The action is another step in a growing divide between the Republican-controlled General Assembly and the Democrat D.A. in Philadelphia since the creation in June of the Select Committee on Restoring Law and Order.
The committee, as The Center Square previously reported, was created to investigate the rising rate of crime in Philadelphia and how funds are spent to enforce the law and prosecute crime. When it issued a subpoena to Krasner’s office in August, the district attorney did not respond and called it “anti-democratic.”
In September, Krasner filed a lawsuit to nullify the subpoena and end the committee’s investigation.
The district attorney’s office did not respond to a request for comment on this story.
In a meeting Tuesday morning, committee chairman Rep. John Lawrence, R-West Grove, laid out the timeline of events: This past Friday, Krasner requested an extension of time to respond to the subpoena.
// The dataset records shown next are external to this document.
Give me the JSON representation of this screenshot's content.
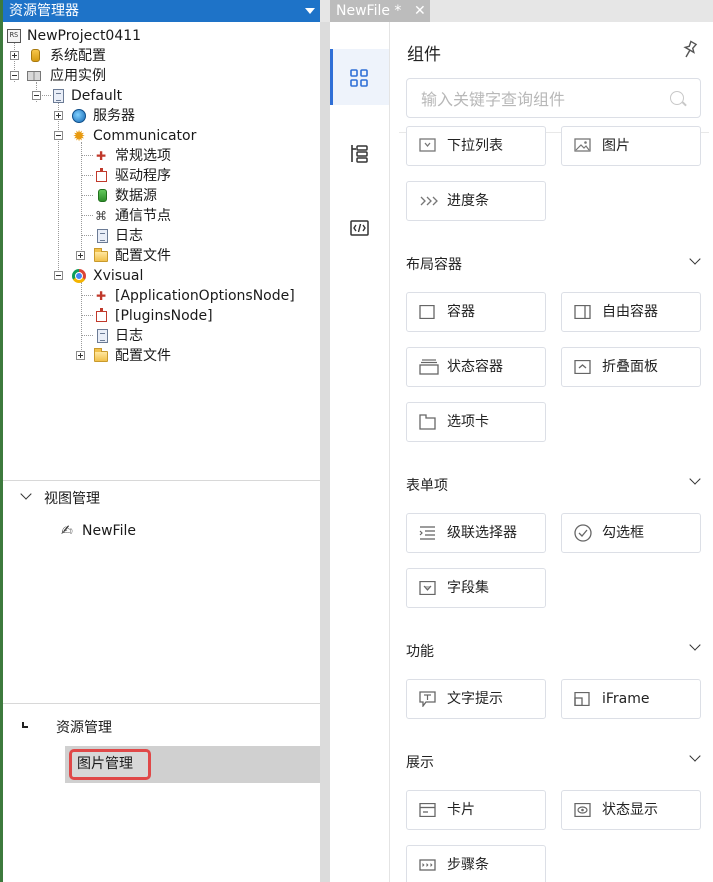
{
  "explorer": {
    "title": "资源管理器",
    "tree": {
      "project": "NewProject0411",
      "sys_config": "系统配置",
      "app_instance": "应用实例",
      "default": "Default",
      "server": "服务器",
      "communicator": "Communicator",
      "comm_general": "常规选项",
      "comm_driver": "驱动程序",
      "comm_datasource": "数据源",
      "comm_node": "通信节点",
      "comm_log": "日志",
      "comm_config": "配置文件",
      "xvisual": "Xvisual",
      "xv_appoptions": "[ApplicationOptionsNode]",
      "xv_plugins": "[PluginsNode]",
      "xv_log": "日志",
      "xv_config": "配置文件"
    },
    "view_mgmt": {
      "title": "视图管理",
      "file": "NewFile"
    },
    "res_mgmt": {
      "title": "资源管理",
      "image_mgmt": "图片管理"
    }
  },
  "tab": {
    "label": "NewFile *",
    "close": "✕"
  },
  "panel": {
    "title": "组件",
    "search_placeholder": "输入关键字查询组件",
    "top_items": {
      "dropdown": "下拉列表",
      "image": "图片",
      "progress": "进度条"
    },
    "groups": {
      "layout": {
        "title": "布局容器",
        "items": [
          "容器",
          "自由容器",
          "状态容器",
          "折叠面板",
          "选项卡"
        ]
      },
      "form": {
        "title": "表单项",
        "items": [
          "级联选择器",
          "勾选框",
          "字段集"
        ]
      },
      "func": {
        "title": "功能",
        "items": [
          "文字提示",
          "iFrame"
        ]
      },
      "display": {
        "title": "展示",
        "items": [
          "卡片",
          "状态显示",
          "步骤条"
        ]
      }
    }
  },
  "colors": {
    "title_bar": "#1e73c8",
    "accent": "#2f6fd6",
    "highlight_border": "#e04848"
  }
}
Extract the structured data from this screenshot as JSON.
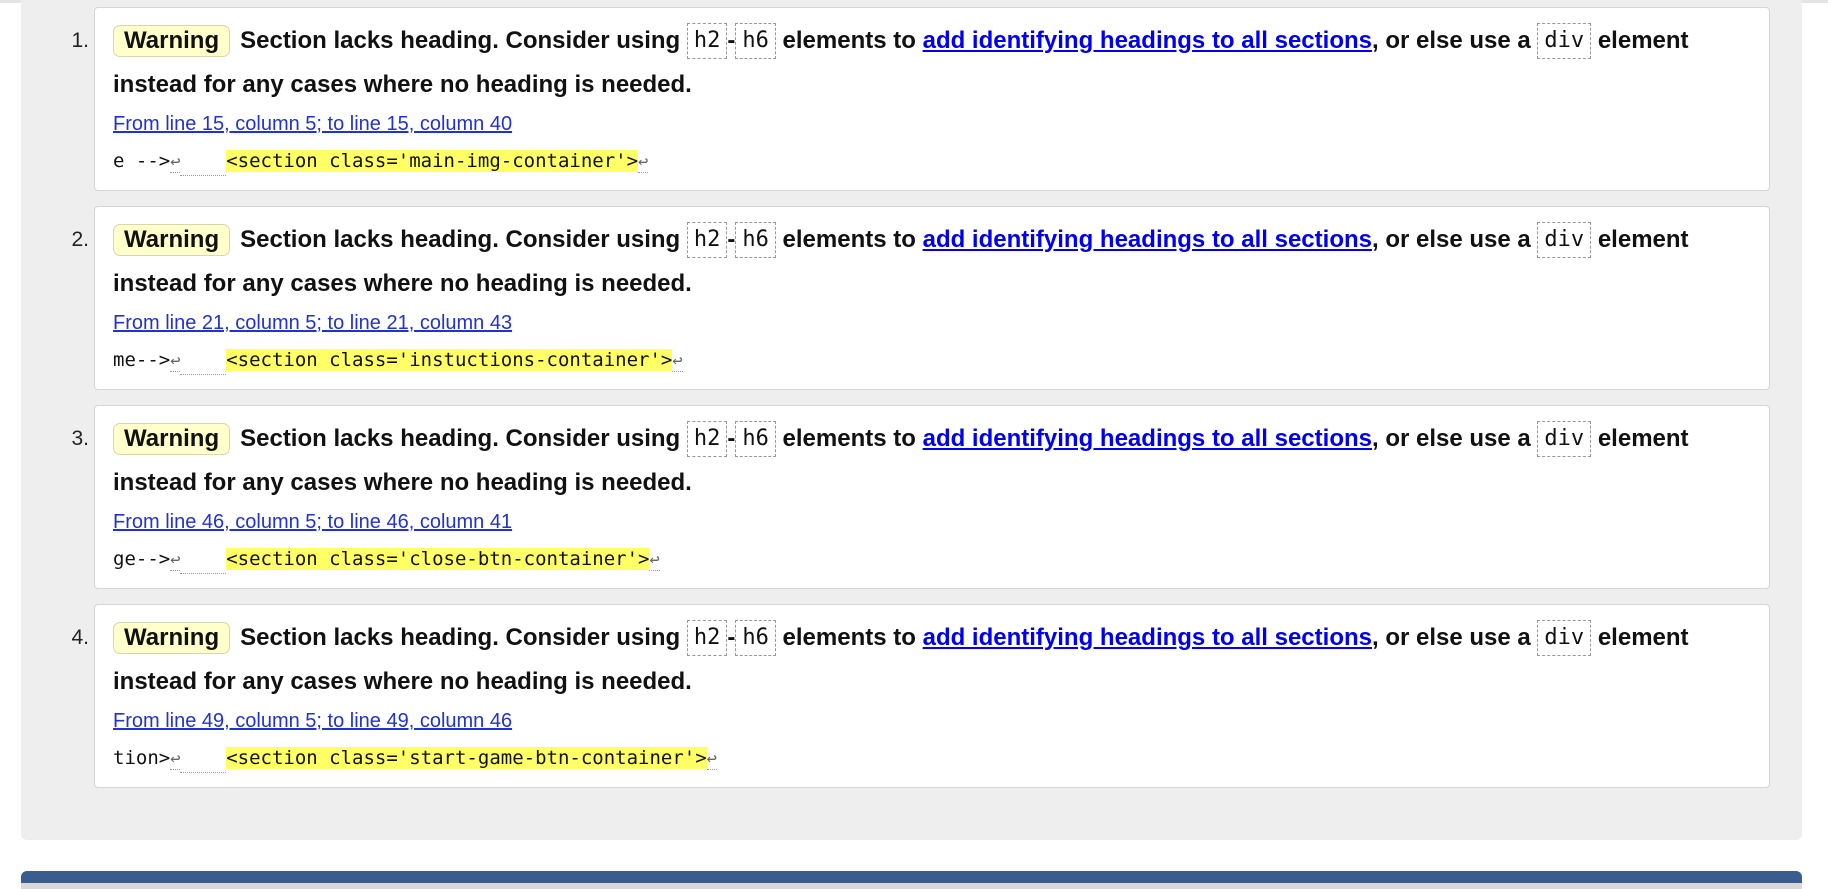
{
  "messages": [
    {
      "number": "1.",
      "badge": "Warning",
      "text_before": "Section lacks heading. Consider using ",
      "code_h2": "h2",
      "dash": "-",
      "code_h6": "h6",
      "text_mid": " elements to ",
      "link_text": "add identifying headings to all sections",
      "text_after": ", or else use a ",
      "code_div": "div",
      "text_end": " element instead for any cases where no heading is needed.",
      "location": "From line 15, column 5; to line 15, column 40",
      "extract_pre": "e -->",
      "extract_gap": "    ",
      "extract_hl": "<section class='main-img-container'>",
      "lf_symbol": "↩"
    },
    {
      "number": "2.",
      "badge": "Warning",
      "text_before": "Section lacks heading. Consider using ",
      "code_h2": "h2",
      "dash": "-",
      "code_h6": "h6",
      "text_mid": " elements to ",
      "link_text": "add identifying headings to all sections",
      "text_after": ", or else use a ",
      "code_div": "div",
      "text_end": " element instead for any cases where no heading is needed.",
      "location": "From line 21, column 5; to line 21, column 43",
      "extract_pre": "me-->",
      "extract_gap": "    ",
      "extract_hl": "<section class='instuctions-container'>",
      "lf_symbol": "↩"
    },
    {
      "number": "3.",
      "badge": "Warning",
      "text_before": "Section lacks heading. Consider using ",
      "code_h2": "h2",
      "dash": "-",
      "code_h6": "h6",
      "text_mid": " elements to ",
      "link_text": "add identifying headings to all sections",
      "text_after": ", or else use a ",
      "code_div": "div",
      "text_end": " element instead for any cases where no heading is needed.",
      "location": "From line 46, column 5; to line 46, column 41",
      "extract_pre": "ge-->",
      "extract_gap": "    ",
      "extract_hl": "<section class='close-btn-container'>",
      "lf_symbol": "↩"
    },
    {
      "number": "4.",
      "badge": "Warning",
      "text_before": "Section lacks heading. Consider using ",
      "code_h2": "h2",
      "dash": "-",
      "code_h6": "h6",
      "text_mid": " elements to ",
      "link_text": "add identifying headings to all sections",
      "text_after": ", or else use a ",
      "code_div": "div",
      "text_end": " element instead for any cases where no heading is needed.",
      "location": "From line 49, column 5; to line 49, column 46",
      "extract_pre": "tion>",
      "extract_gap": "    ",
      "extract_hl": "<section class='start-game-btn-container'>",
      "lf_symbol": "↩"
    }
  ]
}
The committee offered an extension until this Friday, Sept. 16, on condition that the district attorney’s office acknowledge the authority of the committee.
Krasner rejected the offer Monday.
“His refusal is in willful, clear, and indisputable violation of House Rule 51,” Lawrence said, referring to the rule on House investigations. “I believe the committee now finds itself under duty to report this matter to the House.”
The House then voted 162-38 in favor of House Resolution 227, holding Krasner in contempt.
The resolution noted that any action to enforce the contempt will require another vote of the House of Representatives. The Pennsylvania code notes that being held in contempt of the General Assembly is a third-degree misdemeanor.